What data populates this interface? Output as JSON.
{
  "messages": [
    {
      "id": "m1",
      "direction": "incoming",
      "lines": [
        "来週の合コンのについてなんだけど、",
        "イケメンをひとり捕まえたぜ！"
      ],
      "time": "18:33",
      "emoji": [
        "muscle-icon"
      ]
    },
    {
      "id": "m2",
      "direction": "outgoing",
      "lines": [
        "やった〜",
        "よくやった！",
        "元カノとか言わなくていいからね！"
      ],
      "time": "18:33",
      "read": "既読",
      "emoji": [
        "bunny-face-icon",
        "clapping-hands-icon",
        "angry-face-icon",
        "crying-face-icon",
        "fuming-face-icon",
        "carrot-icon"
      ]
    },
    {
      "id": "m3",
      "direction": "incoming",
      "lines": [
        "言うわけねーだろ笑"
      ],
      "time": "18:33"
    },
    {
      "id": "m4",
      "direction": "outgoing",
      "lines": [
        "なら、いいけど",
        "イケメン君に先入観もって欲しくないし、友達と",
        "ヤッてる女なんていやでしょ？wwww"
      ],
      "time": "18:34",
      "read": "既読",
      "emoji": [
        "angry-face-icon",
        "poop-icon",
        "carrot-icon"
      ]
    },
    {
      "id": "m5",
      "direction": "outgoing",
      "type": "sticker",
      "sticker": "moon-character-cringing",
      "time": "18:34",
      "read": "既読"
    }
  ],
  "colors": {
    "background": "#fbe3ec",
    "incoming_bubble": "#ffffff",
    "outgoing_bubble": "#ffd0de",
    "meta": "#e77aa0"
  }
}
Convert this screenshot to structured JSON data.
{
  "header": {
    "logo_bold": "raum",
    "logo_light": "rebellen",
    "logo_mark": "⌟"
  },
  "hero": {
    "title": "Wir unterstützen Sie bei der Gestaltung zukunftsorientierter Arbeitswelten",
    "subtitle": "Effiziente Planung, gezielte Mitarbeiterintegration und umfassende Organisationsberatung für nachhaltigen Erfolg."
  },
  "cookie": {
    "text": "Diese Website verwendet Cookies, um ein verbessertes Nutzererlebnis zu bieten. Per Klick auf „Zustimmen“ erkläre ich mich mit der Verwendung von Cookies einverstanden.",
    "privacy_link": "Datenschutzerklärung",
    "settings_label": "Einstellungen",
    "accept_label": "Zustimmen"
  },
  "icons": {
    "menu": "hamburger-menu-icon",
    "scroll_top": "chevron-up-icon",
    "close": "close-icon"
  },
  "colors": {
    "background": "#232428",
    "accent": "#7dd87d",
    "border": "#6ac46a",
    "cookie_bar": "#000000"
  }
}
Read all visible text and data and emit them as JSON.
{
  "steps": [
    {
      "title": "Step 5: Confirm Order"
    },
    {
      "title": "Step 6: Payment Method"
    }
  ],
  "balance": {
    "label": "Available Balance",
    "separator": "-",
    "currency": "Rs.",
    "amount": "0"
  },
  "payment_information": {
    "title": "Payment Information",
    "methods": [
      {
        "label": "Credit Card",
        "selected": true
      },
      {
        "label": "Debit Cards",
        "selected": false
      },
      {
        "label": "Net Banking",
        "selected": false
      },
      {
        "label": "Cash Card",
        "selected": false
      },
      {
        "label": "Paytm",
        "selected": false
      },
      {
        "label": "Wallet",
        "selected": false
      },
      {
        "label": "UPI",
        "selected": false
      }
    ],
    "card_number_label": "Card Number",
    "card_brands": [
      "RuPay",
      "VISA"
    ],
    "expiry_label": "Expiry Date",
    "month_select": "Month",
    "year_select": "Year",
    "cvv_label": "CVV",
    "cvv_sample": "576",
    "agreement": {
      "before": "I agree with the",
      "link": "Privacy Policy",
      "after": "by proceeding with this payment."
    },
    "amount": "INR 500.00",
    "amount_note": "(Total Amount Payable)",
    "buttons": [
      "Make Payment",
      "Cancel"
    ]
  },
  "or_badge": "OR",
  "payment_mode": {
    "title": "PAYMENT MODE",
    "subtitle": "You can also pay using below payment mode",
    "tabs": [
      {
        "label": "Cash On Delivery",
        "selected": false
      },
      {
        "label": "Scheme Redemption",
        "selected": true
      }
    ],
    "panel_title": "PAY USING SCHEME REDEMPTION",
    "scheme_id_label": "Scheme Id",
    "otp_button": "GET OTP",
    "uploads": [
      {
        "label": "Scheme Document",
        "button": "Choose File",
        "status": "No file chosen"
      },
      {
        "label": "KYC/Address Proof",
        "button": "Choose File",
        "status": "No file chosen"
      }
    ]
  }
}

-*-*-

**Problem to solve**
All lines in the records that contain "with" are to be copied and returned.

**Task result**
      "before": "I agree with the",
      "after": "by proceeding with this payment."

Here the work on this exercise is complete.